• [What the task requires]: The lines to copy are those holding the string "Anti" in the entries below.

• [Data for analysis]:
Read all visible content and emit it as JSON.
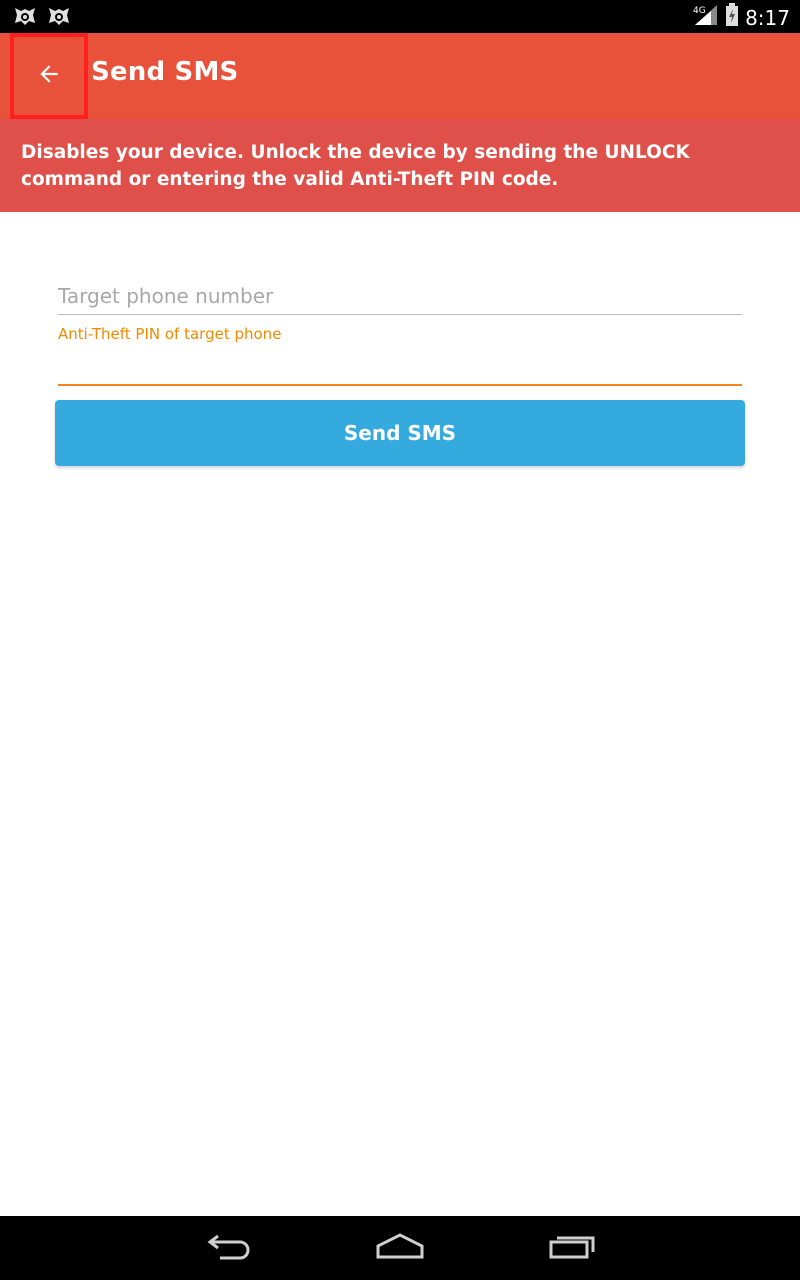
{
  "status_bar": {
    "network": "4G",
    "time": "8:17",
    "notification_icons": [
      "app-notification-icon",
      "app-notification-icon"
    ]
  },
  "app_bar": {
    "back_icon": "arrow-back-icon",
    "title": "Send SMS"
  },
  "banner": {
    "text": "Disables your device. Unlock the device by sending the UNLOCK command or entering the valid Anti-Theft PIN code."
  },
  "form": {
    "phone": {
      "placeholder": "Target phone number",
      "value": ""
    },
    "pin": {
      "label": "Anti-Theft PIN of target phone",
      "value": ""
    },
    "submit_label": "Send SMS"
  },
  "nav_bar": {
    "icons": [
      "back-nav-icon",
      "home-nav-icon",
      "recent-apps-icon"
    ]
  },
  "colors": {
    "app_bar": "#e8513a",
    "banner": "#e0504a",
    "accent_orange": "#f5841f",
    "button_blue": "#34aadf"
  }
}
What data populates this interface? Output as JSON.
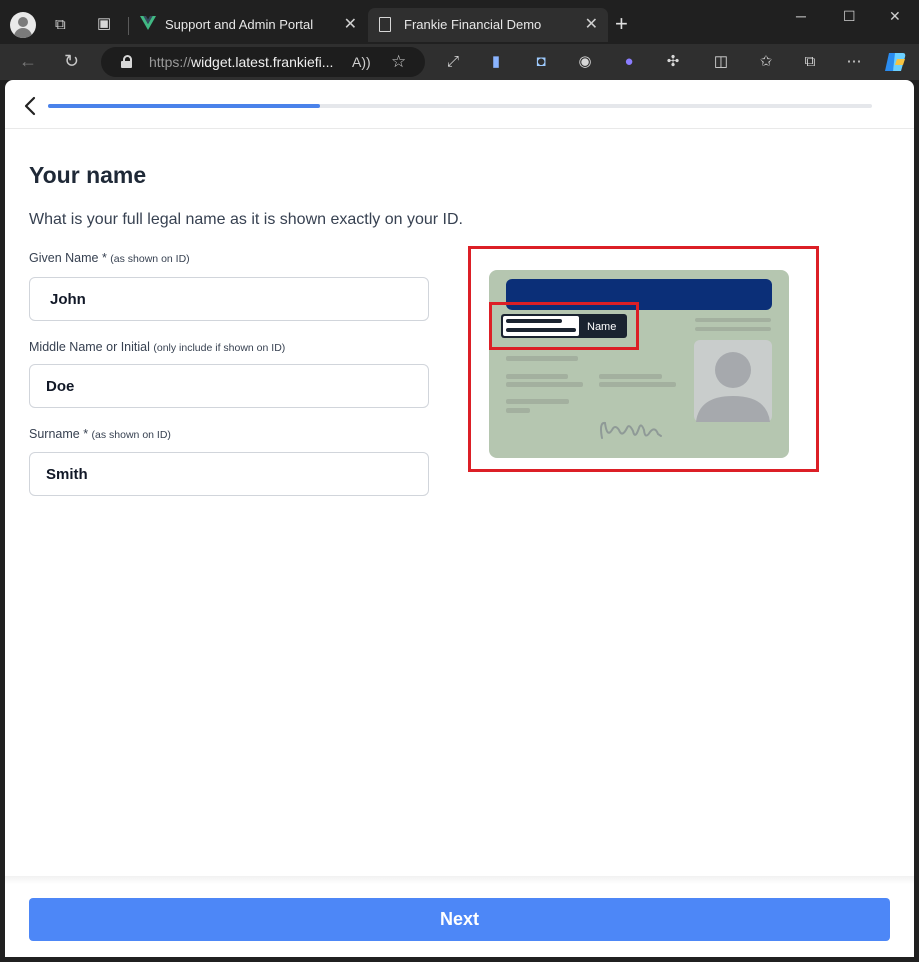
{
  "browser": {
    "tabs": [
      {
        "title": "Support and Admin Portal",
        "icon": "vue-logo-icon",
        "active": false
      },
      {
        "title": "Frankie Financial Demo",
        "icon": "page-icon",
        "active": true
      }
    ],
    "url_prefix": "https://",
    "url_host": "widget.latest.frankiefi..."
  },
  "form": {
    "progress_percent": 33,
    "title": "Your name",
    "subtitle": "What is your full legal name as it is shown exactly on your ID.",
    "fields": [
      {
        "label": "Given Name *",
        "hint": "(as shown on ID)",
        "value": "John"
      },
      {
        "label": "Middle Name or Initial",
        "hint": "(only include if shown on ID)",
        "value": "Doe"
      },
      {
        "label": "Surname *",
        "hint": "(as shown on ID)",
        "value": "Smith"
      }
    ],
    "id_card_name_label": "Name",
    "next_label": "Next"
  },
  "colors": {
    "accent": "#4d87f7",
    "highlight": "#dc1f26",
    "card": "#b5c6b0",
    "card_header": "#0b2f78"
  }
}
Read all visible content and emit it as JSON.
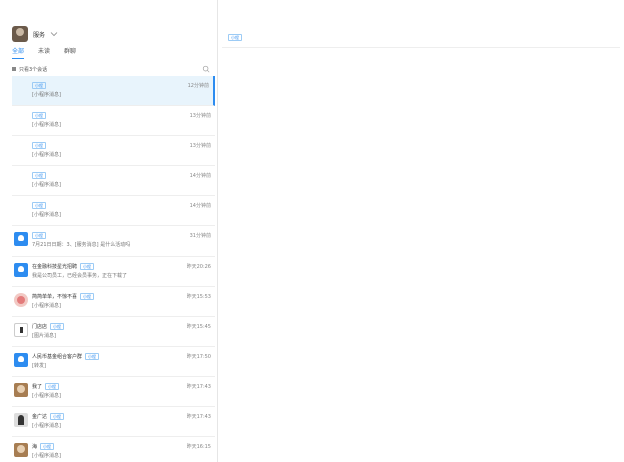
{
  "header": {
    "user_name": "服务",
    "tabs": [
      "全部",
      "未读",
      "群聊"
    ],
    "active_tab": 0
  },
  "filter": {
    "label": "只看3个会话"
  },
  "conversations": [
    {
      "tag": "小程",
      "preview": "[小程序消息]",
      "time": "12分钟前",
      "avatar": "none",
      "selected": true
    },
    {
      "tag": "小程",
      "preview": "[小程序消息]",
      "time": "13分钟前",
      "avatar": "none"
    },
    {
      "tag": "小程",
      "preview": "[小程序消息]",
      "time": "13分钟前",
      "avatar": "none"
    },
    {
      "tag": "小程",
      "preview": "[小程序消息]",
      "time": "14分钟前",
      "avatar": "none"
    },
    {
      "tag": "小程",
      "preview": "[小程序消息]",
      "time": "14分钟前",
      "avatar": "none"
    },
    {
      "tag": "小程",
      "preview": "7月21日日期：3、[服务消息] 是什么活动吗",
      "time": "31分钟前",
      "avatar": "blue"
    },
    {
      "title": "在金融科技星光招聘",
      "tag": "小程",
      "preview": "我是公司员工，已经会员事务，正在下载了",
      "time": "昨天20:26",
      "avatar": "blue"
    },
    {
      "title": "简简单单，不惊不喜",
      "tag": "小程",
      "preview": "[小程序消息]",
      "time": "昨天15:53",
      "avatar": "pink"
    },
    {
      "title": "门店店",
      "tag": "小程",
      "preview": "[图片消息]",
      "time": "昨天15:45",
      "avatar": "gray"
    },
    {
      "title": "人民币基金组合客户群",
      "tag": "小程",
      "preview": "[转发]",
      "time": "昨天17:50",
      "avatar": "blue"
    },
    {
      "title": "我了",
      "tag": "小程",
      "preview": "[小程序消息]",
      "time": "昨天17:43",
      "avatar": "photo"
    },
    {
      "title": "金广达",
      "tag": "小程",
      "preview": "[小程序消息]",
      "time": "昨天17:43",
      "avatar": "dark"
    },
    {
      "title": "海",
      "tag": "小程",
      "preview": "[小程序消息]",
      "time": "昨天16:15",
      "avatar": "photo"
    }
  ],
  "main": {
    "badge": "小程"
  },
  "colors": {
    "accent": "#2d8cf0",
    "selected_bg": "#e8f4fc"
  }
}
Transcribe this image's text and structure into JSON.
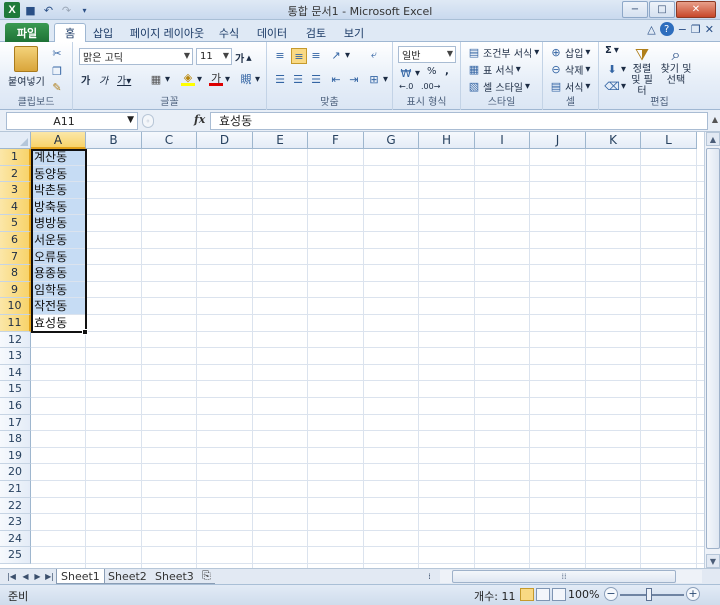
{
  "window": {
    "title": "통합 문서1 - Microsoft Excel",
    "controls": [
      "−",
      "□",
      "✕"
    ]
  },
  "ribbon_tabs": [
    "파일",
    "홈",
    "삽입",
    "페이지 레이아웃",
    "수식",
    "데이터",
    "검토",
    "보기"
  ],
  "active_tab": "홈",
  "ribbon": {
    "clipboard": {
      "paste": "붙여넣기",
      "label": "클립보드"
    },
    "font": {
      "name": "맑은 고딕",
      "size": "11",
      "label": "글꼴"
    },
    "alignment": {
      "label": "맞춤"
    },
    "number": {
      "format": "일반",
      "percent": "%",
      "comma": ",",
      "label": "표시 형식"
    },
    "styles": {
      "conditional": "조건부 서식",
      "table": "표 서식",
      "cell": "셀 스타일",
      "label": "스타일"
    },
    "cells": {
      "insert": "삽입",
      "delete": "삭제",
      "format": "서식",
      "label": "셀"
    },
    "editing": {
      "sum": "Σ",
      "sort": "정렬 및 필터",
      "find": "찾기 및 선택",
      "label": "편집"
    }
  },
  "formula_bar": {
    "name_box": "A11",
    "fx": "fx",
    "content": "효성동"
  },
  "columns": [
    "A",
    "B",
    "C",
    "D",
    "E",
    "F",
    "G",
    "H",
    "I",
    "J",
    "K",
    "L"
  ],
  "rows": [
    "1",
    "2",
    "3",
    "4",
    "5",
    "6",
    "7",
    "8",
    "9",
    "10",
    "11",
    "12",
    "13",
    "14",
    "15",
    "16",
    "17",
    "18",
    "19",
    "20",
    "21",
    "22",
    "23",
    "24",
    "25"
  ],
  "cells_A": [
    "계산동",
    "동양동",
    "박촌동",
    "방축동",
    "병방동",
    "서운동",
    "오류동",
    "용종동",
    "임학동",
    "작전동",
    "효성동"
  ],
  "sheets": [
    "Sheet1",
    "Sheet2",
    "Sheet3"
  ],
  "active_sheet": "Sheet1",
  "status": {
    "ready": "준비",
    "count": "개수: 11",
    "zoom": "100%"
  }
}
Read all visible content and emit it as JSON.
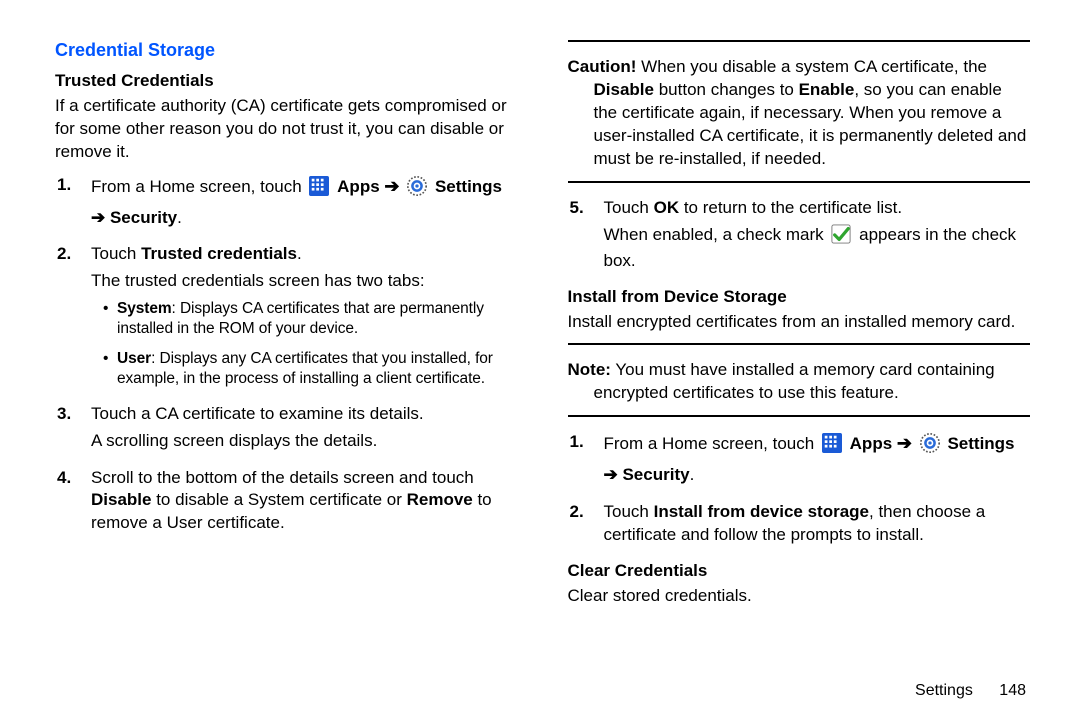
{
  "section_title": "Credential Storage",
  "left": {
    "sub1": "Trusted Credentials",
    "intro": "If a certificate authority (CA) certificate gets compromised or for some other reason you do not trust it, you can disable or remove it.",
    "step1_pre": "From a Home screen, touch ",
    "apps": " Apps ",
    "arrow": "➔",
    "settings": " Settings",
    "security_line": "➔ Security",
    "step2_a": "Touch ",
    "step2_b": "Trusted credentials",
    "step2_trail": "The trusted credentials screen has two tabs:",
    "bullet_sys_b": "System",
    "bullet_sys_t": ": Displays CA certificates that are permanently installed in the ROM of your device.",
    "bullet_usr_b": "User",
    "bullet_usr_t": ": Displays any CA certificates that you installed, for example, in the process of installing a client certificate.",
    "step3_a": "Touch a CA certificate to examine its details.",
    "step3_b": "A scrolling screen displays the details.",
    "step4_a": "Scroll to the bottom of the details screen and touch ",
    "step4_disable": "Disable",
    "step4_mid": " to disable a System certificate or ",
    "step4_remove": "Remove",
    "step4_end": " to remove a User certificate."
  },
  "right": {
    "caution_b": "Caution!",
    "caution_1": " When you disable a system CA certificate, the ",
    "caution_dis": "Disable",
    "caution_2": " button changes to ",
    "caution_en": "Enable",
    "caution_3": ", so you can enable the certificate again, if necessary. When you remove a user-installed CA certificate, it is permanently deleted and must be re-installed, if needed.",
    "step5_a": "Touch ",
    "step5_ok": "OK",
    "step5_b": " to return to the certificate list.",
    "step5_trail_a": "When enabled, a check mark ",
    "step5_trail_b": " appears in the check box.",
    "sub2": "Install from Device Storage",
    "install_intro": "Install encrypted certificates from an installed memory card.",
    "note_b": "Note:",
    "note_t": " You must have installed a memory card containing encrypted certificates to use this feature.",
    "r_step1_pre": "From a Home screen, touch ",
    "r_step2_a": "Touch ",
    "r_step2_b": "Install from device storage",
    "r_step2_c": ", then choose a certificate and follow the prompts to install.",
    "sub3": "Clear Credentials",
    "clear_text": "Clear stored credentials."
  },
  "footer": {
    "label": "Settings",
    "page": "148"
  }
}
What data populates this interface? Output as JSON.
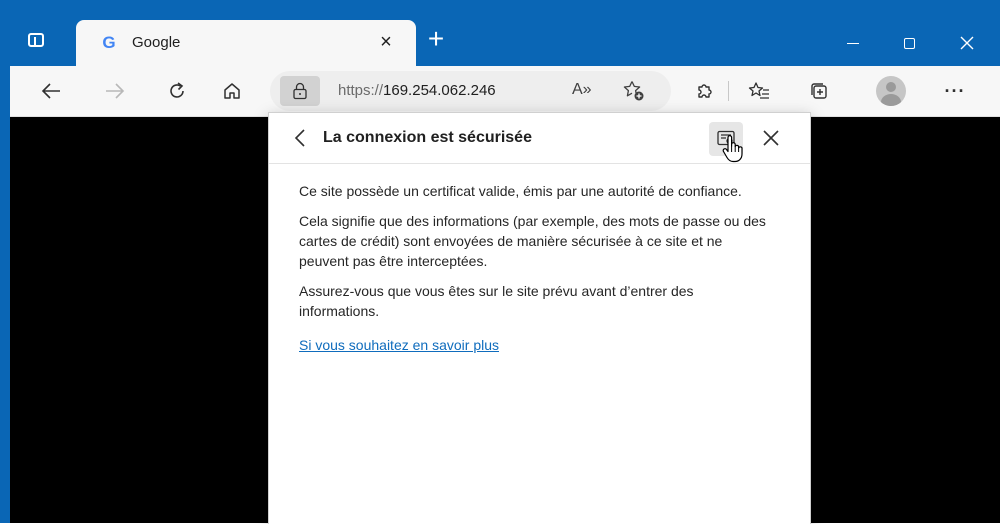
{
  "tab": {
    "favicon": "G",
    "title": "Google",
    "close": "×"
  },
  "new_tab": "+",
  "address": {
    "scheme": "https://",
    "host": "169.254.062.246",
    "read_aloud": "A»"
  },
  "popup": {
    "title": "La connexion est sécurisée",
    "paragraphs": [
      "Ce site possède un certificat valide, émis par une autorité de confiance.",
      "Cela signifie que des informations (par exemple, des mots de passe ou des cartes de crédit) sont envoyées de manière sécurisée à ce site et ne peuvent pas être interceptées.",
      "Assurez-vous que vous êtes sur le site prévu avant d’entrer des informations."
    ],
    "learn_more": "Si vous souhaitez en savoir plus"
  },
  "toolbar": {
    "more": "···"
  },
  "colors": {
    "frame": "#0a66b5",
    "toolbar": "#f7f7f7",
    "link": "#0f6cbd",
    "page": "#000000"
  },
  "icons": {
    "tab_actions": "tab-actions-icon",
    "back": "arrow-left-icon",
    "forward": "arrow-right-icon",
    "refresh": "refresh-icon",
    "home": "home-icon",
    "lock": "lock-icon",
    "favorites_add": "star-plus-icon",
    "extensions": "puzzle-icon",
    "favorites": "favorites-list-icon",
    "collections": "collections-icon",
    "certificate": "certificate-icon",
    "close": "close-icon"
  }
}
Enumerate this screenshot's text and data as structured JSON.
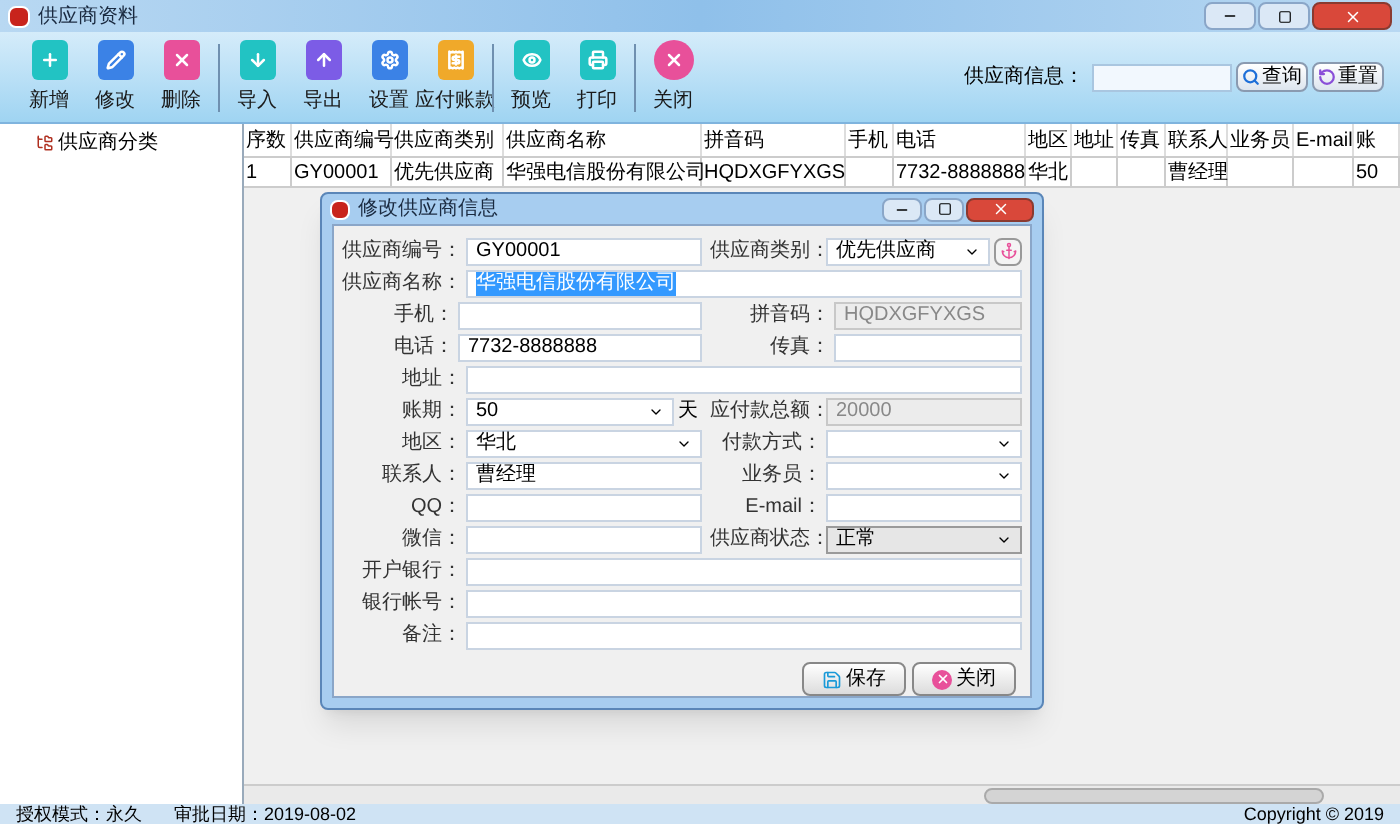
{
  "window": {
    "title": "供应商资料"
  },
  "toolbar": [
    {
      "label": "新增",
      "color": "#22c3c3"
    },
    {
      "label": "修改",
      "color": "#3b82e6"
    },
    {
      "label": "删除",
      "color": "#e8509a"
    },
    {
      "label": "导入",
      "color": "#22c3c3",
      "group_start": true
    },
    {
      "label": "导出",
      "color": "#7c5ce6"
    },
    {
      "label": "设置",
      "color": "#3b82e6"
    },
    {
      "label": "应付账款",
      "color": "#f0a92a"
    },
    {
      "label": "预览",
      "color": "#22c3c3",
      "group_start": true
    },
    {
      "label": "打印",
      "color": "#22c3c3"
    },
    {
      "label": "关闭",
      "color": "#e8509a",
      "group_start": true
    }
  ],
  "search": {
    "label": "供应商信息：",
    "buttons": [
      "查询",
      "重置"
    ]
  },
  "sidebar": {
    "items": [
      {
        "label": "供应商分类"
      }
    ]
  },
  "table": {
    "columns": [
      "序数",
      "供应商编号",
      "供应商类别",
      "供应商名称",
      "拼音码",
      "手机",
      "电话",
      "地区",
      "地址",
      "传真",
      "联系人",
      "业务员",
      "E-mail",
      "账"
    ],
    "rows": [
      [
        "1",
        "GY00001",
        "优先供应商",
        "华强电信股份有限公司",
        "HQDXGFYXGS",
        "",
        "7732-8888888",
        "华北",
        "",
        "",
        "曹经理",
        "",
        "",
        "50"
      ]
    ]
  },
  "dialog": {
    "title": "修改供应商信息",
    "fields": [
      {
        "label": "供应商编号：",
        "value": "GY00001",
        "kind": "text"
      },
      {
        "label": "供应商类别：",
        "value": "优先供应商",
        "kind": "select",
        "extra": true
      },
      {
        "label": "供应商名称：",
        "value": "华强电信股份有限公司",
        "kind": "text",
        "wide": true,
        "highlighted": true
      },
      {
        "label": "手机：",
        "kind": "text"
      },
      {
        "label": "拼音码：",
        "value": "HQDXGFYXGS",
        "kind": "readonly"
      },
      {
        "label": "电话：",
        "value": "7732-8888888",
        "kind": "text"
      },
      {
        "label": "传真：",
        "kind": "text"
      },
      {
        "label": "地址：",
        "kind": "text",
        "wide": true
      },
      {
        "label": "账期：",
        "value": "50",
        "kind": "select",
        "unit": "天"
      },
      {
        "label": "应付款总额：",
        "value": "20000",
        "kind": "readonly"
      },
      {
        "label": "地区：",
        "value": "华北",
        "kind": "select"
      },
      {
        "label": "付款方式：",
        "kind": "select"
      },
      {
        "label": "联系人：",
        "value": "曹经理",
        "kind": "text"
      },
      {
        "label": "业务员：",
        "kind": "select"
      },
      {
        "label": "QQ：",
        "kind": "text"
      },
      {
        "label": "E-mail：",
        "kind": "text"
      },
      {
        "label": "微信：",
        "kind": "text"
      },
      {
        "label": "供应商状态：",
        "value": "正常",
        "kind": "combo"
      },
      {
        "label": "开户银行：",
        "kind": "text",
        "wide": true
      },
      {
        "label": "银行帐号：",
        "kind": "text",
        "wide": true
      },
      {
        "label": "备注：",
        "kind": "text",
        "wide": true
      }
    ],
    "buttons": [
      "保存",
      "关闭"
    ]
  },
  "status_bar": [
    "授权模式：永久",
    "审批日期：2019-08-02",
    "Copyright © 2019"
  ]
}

• [The answer]:
    "text": "Disables your device. Unlock the device by sending the UNLOCK command or entering the valid Anti-Theft PIN code."
      "label": "Anti-Theft PIN of target phone",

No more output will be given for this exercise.